__SOURCE DATA__.
▬▬▬
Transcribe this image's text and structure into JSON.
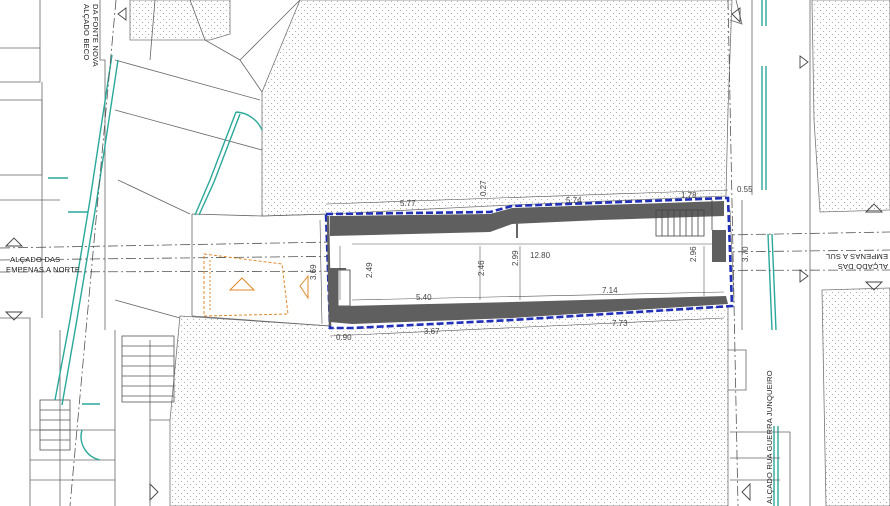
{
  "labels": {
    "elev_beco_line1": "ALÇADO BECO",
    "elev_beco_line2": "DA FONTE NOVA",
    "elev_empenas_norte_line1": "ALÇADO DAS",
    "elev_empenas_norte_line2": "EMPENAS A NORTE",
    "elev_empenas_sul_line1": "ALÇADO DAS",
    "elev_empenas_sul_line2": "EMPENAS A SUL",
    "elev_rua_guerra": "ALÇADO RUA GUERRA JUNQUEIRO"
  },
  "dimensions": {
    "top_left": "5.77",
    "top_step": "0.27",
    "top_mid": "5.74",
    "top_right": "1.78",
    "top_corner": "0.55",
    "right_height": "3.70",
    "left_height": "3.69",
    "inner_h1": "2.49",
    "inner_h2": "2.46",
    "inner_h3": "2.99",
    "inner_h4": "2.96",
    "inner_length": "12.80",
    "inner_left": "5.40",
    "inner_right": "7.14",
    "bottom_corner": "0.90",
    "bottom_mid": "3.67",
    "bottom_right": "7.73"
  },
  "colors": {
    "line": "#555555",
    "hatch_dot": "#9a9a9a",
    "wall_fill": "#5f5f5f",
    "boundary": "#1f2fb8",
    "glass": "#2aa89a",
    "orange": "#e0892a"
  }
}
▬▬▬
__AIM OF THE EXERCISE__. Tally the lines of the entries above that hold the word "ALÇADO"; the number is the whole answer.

__REPLY__. 4